**Instructions for the task**
Nothing but the exact text of the entries should appear in your answer; pictures stay out.

Entries from a dataset of interfaces:
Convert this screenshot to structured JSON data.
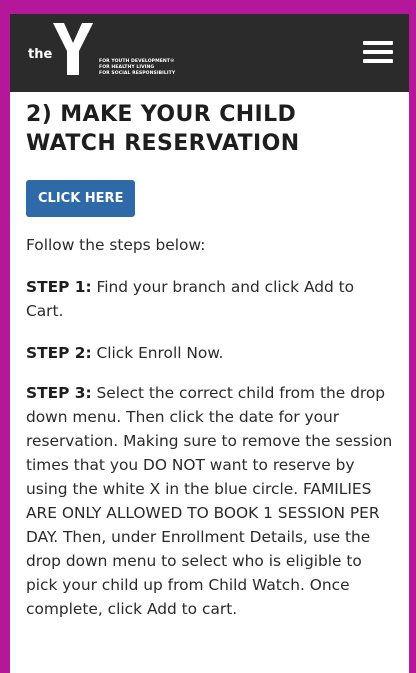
{
  "header": {
    "logo_word": "the",
    "tagline": [
      "FOR YOUTH DEVELOPMENT®",
      "FOR HEALTHY LIVING",
      "FOR SOCIAL RESPONSIBILITY"
    ],
    "menu_icon": "hamburger-menu-icon"
  },
  "main": {
    "title": "2) MAKE YOUR CHILD WATCH RESERVATION",
    "cta_label": "CLICK HERE",
    "intro": "Follow the steps below:",
    "steps": [
      {
        "label": "STEP 1:",
        "text": " Find your branch and click Add to Cart."
      },
      {
        "label": "STEP 2:",
        "text": " Click Enroll Now."
      },
      {
        "label": "STEP 3:",
        "text": " Select the correct child from the drop down menu. Then click the date for your reservation. Making sure to remove the session times that you DO NOT want to reserve by using the white X in the blue circle. FAMILIES ARE ONLY ALLOWED TO BOOK 1 SESSION PER DAY. Then, under Enrollment Details, use the drop down menu to select who is eligible to pick your child up from Child Watch. Once complete, click Add to cart."
      }
    ]
  },
  "colors": {
    "page_border": "#b4179a",
    "header_bg": "#2b2b2b",
    "button_bg": "#2f6aa8"
  }
}
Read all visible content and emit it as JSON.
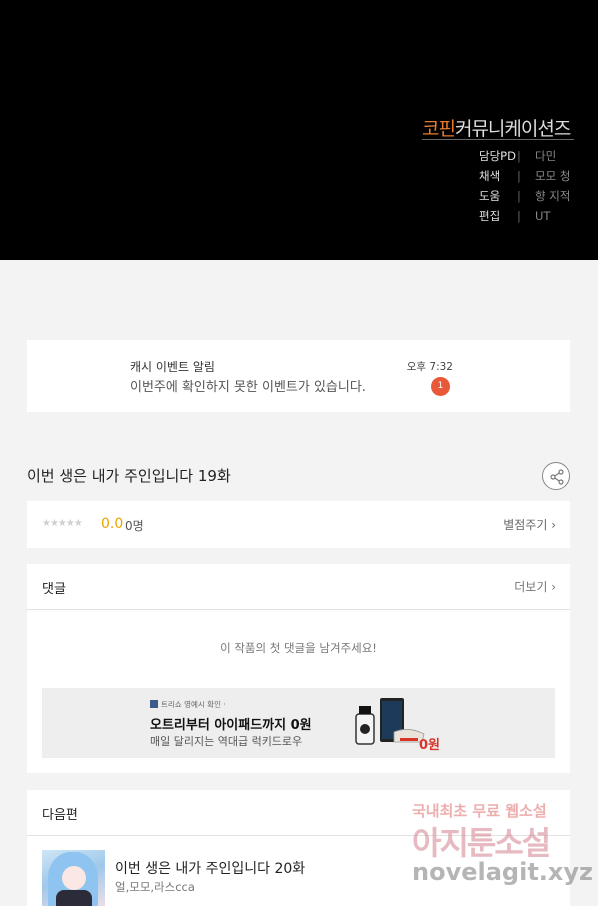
{
  "credits": {
    "studio_highlight": "코핀",
    "studio_rest": "커뮤니케이션즈",
    "rows": [
      {
        "role": "담당PD",
        "sep": "|",
        "value": "다민"
      },
      {
        "role": "채색",
        "sep": "|",
        "value": "모모 청"
      },
      {
        "role": "도움",
        "sep": "|",
        "value": "향 지적"
      },
      {
        "role": "편집",
        "sep": "|",
        "value": "UT"
      }
    ]
  },
  "notice": {
    "title": "캐시 이벤트 알림",
    "message": "이번주에 확인하지 못한 이벤트가 있습니다.",
    "time": "오후 7:32",
    "badge": "1"
  },
  "episode": {
    "title": "이번 생은 내가 주인입니다 19화",
    "share_icon": "share-icon"
  },
  "rating": {
    "stars": "★★★★★",
    "score": "0.0",
    "count": "0명",
    "rate_label": "별점주기 ›",
    "score_color": "#e8a400"
  },
  "comments": {
    "title": "댓글",
    "more_label": "더보기 ›",
    "empty_message": "이 작품의 첫 댓글을 남겨주세요!"
  },
  "ad": {
    "brand": "트리쇼 영예시 확인 ·",
    "title": "오트리부터 아이패드까지 0원",
    "subtitle": "매일 달리지는 역대급 럭키드로우",
    "price": "0원"
  },
  "next_episode": {
    "section_title": "다음편",
    "title": "이번 생은 내가 주인입니다 20화",
    "authors": "얼,모모,라스cca"
  },
  "watermark": {
    "line1": "국내최초 무료 웹소설",
    "line2": "아지툰소설",
    "line3": "novelagit.xyz"
  },
  "colors": {
    "accent_orange": "#e87b2e",
    "badge_red": "#e8593a",
    "price_red": "#d8342a"
  }
}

**Task answer**
Convert this screenshot to structured JSON data.
{
  "header": {
    "logo_word": "the",
    "tagline": [
      "FOR YOUTH DEVELOPMENT®",
      "FOR HEALTHY LIVING",
      "FOR SOCIAL RESPONSIBILITY"
    ],
    "menu_icon": "hamburger-menu-icon"
  },
  "main": {
    "title": "2) MAKE YOUR CHILD WATCH RESERVATION",
    "cta_label": "CLICK HERE",
    "intro": "Follow the steps below:",
    "steps": [
      {
        "label": "STEP 1:",
        "text": " Find your branch and click Add to Cart."
      },
      {
        "label": "STEP 2:",
        "text": " Click Enroll Now."
      },
      {
        "label": "STEP 3:",
        "text": " Select the correct child from the drop down menu. Then click the date for your reservation. Making sure to remove the session times that you DO NOT want to reserve by using the white X in the blue circle. FAMILIES ARE ONLY ALLOWED TO BOOK 1 SESSION PER DAY. Then, under Enrollment Details, use the drop down menu to select who is eligible to pick your child up from Child Watch. Once complete, click Add to cart."
      }
    ]
  },
  "colors": {
    "page_border": "#b4179a",
    "header_bg": "#2b2b2b",
    "button_bg": "#2f6aa8"
  }
}
Read all visible content and emit it as JSON.
{
  "credits": {
    "studio_highlight": "코핀",
    "studio_rest": "커뮤니케이션즈",
    "rows": [
      {
        "role": "담당PD",
        "sep": "|",
        "value": "다민"
      },
      {
        "role": "채색",
        "sep": "|",
        "value": "모모 청"
      },
      {
        "role": "도움",
        "sep": "|",
        "value": "향 지적"
      },
      {
        "role": "편집",
        "sep": "|",
        "value": "UT"
      }
    ]
  },
  "notice": {
    "title": "캐시 이벤트 알림",
    "message": "이번주에 확인하지 못한 이벤트가 있습니다.",
    "time": "오후 7:32",
    "badge": "1"
  },
  "episode": {
    "title": "이번 생은 내가 주인입니다 19화",
    "share_icon": "share-icon"
  },
  "rating": {
    "stars": "★★★★★",
    "score": "0.0",
    "count": "0명",
    "rate_label": "별점주기 ›",
    "score_color": "#e8a400"
  },
  "comments": {
    "title": "댓글",
    "more_label": "더보기 ›",
    "empty_message": "이 작품의 첫 댓글을 남겨주세요!"
  },
  "ad": {
    "brand": "트리쇼 영예시 확인 ·",
    "title": "오트리부터 아이패드까지 0원",
    "subtitle": "매일 달리지는 역대급 럭키드로우",
    "price": "0원"
  },
  "next_episode": {
    "section_title": "다음편",
    "title": "이번 생은 내가 주인입니다 20화",
    "authors": "얼,모모,라스cca"
  },
  "watermark": {
    "line1": "국내최초 무료 웹소설",
    "line2": "아지툰소설",
    "line3": "novelagit.xyz"
  },
  "colors": {
    "accent_orange": "#e87b2e",
    "badge_red": "#e8593a",
    "price_red": "#d8342a"
  }
}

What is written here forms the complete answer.